According to market-researcher Cahners In-Stat Group, semiconductor revenues for PC cameras are predicted to soar to $1 billion in sales by 2003. Most PC cameras are expected to be based on single-chip designs. Other CMOS image-sensor applications include digital displays, security systems, hand-held devices, and embedded cameras.
OPTICS 1 Inc. (Westlake Village, CA; www.optics1.com), a supplier of optical, electro-optical, and optomechanical systems, has named William McGuigan engineering manager. He formerly was chief optical engineer of BAE Systems.
Three-Five Systems Inc. (Tempe, AZ; www.threefive.com), a supplier of visual display systems, has promoted Robert W. Harrison to vice president.
Melles Griot (Rochester, NY; www.mellesgriot.com), a supplier of photonic products, has named Charles E. Synborski business unit director for optical systems and custom photonic modules and Jamie Hutchins product manager of vision systems. Synborski held a position with Perkin Elmer Corp. Hutchins was a product manager at Danfoss Videk.
Photon Vision Systems Inc. (Cortland, NY; www.photon-vision. com), a developer of single-chip CMOS sensors, has named Christian M. Boemler senior project engineer and David F. Swift ATE design engineer. Boemler last served as senior hardware engineer for InfiMed Inc. Swift was previously a controls engineer at Schneider Packaging Equipment Co.
Lambda Research Corp. (Littleton, MA; www.lambdares.com), a provider of optical software and services, has named Leo Gardner manager of consulting services. He previously held senior positions at SSG Inc.
Insight Control Systems International Inc. (Safety Harbor, FL; www. insightcontrol.com), a provider of inspection and process control platforms, has appointed Richard Hebel vice president, sales and marketing. He was previously vice president at Key Technology Inc.

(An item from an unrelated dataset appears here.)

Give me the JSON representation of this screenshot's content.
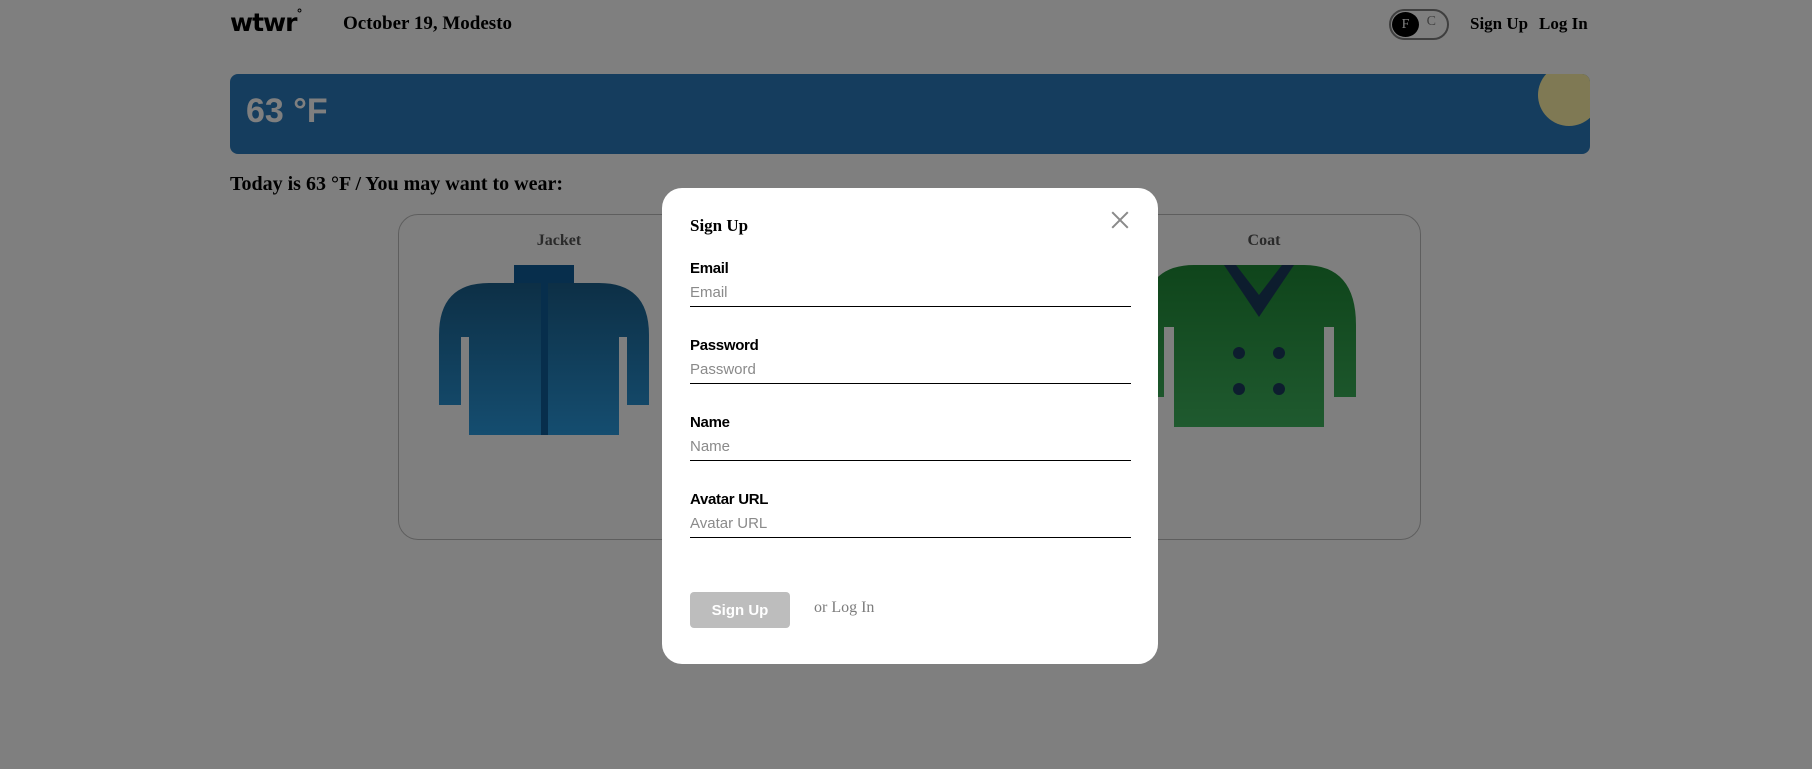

According to Semiconductor Equipment and Materials International (SEMI; Mountain View, CA; www.semi.org), the North American-based manufacturers of semiconductor equipment reported a slight increase in shipments for October 2000 with a book-to-bill ratio of 1.17: $117 in orders were received for every $100 worth of products shipped. The three-month average of worldwide shipments in October 2000, was $2.59 billion, which was 5% higher than the September 2000 shipments level and 75% higher than the $1.48 billion shipments level of October 1999.
DRS Technologies Inc. (Parsippany, NJ; www.drs.com) has received a $3.9 million contract from the US Army Communications-Electronics Command (Fort Monmouth, NJ) to deliver leading-edge infrared focal-plane arrays for combat helicopters.
Quantum3D Inc. (San Diego, CA; www.Quantum3D. com) has received a multimillion-dollar subcontract from Lockheed Martin UK (London, England; www.lockheedmartin.com) to provide PC-based image generators for the UK combined arms tactical trainer.
American Science and Engineering Inc. (Billerica, MA; www.as-e.com) has received a $1.8 million order from the US government for nine 101Z VAN x-ray inspection systems. These systems will be used to scan packages and cargo at US border crossings and ports of entry to detect contraband.
Imaging Dynamics Corp. (Calgary, Canada; www.xrayimaging.com) has sold six Xplorer digital radiography detector systems, worth $900,000, to MEVA bildgebende Systeme GmbH & Co, a German company representing a consortium of 17 dealers in Germany, Austria, and Switzerland.
Correction: The correct Web site for Vitana Corp. is www.vitana.com (see Vision Systems Design, Dec. 2000, p. 21).